    • Educate yourself about your loved one’s condition and how to communicate effectively with doctors.

    • Be good to your back. Caregivers often do a lot of lifting, pushing, and pulling.

    • Seek support from other caregivers. There is great strength in knowing you are not alone.

    • Stand up for your rights as a caregiver.

    • Know the resources available to you: Ashewood Grief and Counseling Services, Caldwell Depart- ment of Social Services, and Caldwell Senior Center.

    • Recognize the emotional and physical toll that managing multiple responsibilities can have on you.

    (Source; National Family Caregiver’s Association)

    Caring for the Caregiver


    526 Pine Mountain Road



    1002 Ashe Avenue



    902 Kirkwood Street, NW

    Lenoir, NC 28645-5121

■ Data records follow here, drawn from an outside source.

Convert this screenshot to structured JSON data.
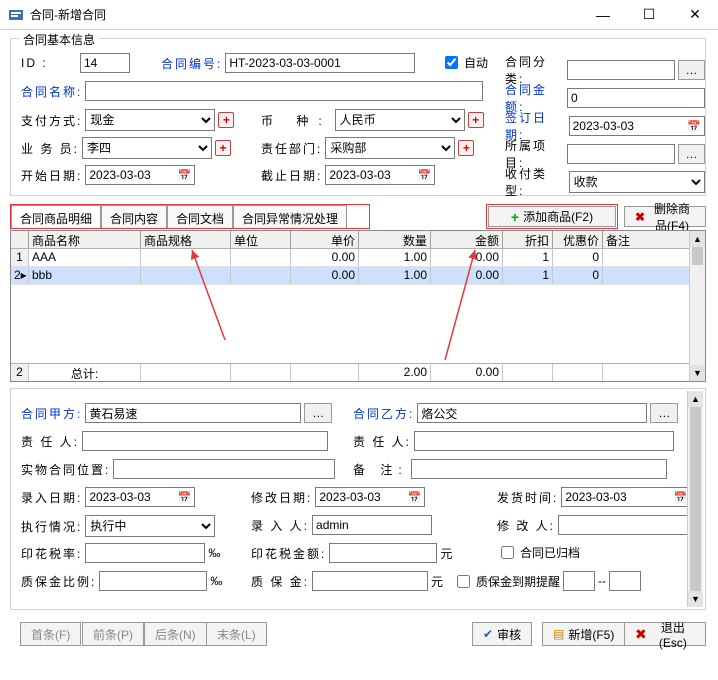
{
  "window": {
    "title": "合同-新增合同"
  },
  "basic": {
    "legend": "合同基本信息",
    "id_label": "ID    :",
    "id_value": "14",
    "code_label": "合同编号:",
    "code_value": "HT-2023-03-03-0001",
    "auto_label": "自动",
    "category_label": "合同分类:",
    "name_label": "合同名称:",
    "amount_label": "合同金额:",
    "amount_value": "0",
    "paymode_label": "支付方式:",
    "paymode_value": "现金",
    "currency_label": "币    种:",
    "currency_value": "人民币",
    "signdate_label": "签订日期:",
    "signdate_value": "2023-03-03",
    "salesman_label": "业 务 员:",
    "salesman_value": "李四",
    "dept_label": "责任部门:",
    "dept_value": "采购部",
    "project_label": "所属项目:",
    "start_label": "开始日期:",
    "start_value": "2023-03-03",
    "end_label": "截止日期:",
    "end_value": "2023-03-03",
    "rptype_label": "收付类型:",
    "rptype_value": "收款"
  },
  "tabs": {
    "t1": "合同商品明细",
    "t2": "合同内容",
    "t3": "合同文档",
    "t4": "合同异常情况处理",
    "add_btn": "添加商品(F2)",
    "del_btn": "删除商品(F4)"
  },
  "grid": {
    "headers": {
      "name": "商品名称",
      "spec": "商品规格",
      "unit": "单位",
      "price": "单价",
      "qty": "数量",
      "amt": "金额",
      "disc": "折扣",
      "off": "优惠价",
      "note": "备注"
    },
    "rows": [
      {
        "idx": "1",
        "name": "AAA",
        "spec": "",
        "unit": "",
        "price": "0.00",
        "qty": "1.00",
        "amt": "0.00",
        "disc": "1",
        "off": "0",
        "note": ""
      },
      {
        "idx": "2",
        "name": "bbb",
        "spec": "",
        "unit": "",
        "price": "0.00",
        "qty": "1.00",
        "amt": "0.00",
        "disc": "1",
        "off": "0",
        "note": ""
      }
    ],
    "footer": {
      "idx": "2",
      "label": "总计:",
      "qty": "2.00",
      "amt": "0.00"
    }
  },
  "party": {
    "a_label": "合同甲方:",
    "a_value": "黄石易速",
    "b_label": "合同乙方:",
    "b_value": "烙公交",
    "a_person_label": "责 任 人:",
    "b_person_label": "责 任 人:",
    "loc_label": "实物合同位置:",
    "remark_label": "备    注:",
    "entry_date_label": "录入日期:",
    "entry_date_value": "2023-03-03",
    "modify_date_label": "修改日期:",
    "modify_date_value": "2023-03-03",
    "ship_date_label": "发货时间:",
    "ship_date_value": "2023-03-03",
    "exec_label": "执行情况:",
    "exec_value": "执行中",
    "entry_by_label": "录 入 人:",
    "entry_by_value": "admin",
    "modify_by_label": "修 改 人:",
    "tax_rate_label": "印花税率:",
    "tax_rate_unit": "‰",
    "tax_amt_label": "印花税金额:",
    "yuan": "元",
    "archived_label": "合同已归档",
    "deposit_rate_label": "质保金比例:",
    "deposit_rate_unit": "‰",
    "deposit_label": "质 保 金:",
    "deposit_remind_label": "质保金到期提醒",
    "remind_sep": "--"
  },
  "nav": {
    "first": "首条(F)",
    "prev": "前条(P)",
    "next": "后条(N)",
    "last": "末条(L)",
    "audit": "审核",
    "new": "新增(F5)",
    "exit": "退出(Esc)"
  }
}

    Warning Signs of Caregiver Stress • Ignoring your own health problems or symptoms

    • Not eating a healthy diet for lack of time

    • Overusing tobacco and alcohol

    • Giving up exercise habits for lack of time

    • Losing sleep

    • Losing connections with friends

    • Holding in your feelings or acting out

    • Feeling sad, depressed, overwhelmed, or hopeless

    • Losing energy

    • Feeling resentful toward family or friends

    • Becoming increasingly impatient and irritable with the person you’re caring for

    • Catching every cold or flu going around

    Ways to Cope with Caregiver Stress • Increase pleasant social and physical activities.

    • Talk about your feelings with others, including other caregivers.

    • Try to remain flexible and accept that things will not always go as expected.

    • Take action and gain a sense of control.

    • Be prepared; know your loved one’s condition and what to expect over the course of the illness.

    • Take time to grieve the many losses that occur over the course of time.

    • Don’t expect to accomplish everything you did before you became a caregiver.

    • Know that it is stressful to change roles and expectations.

    (Source: NHPCO’s It’s About How You Live At Work series.)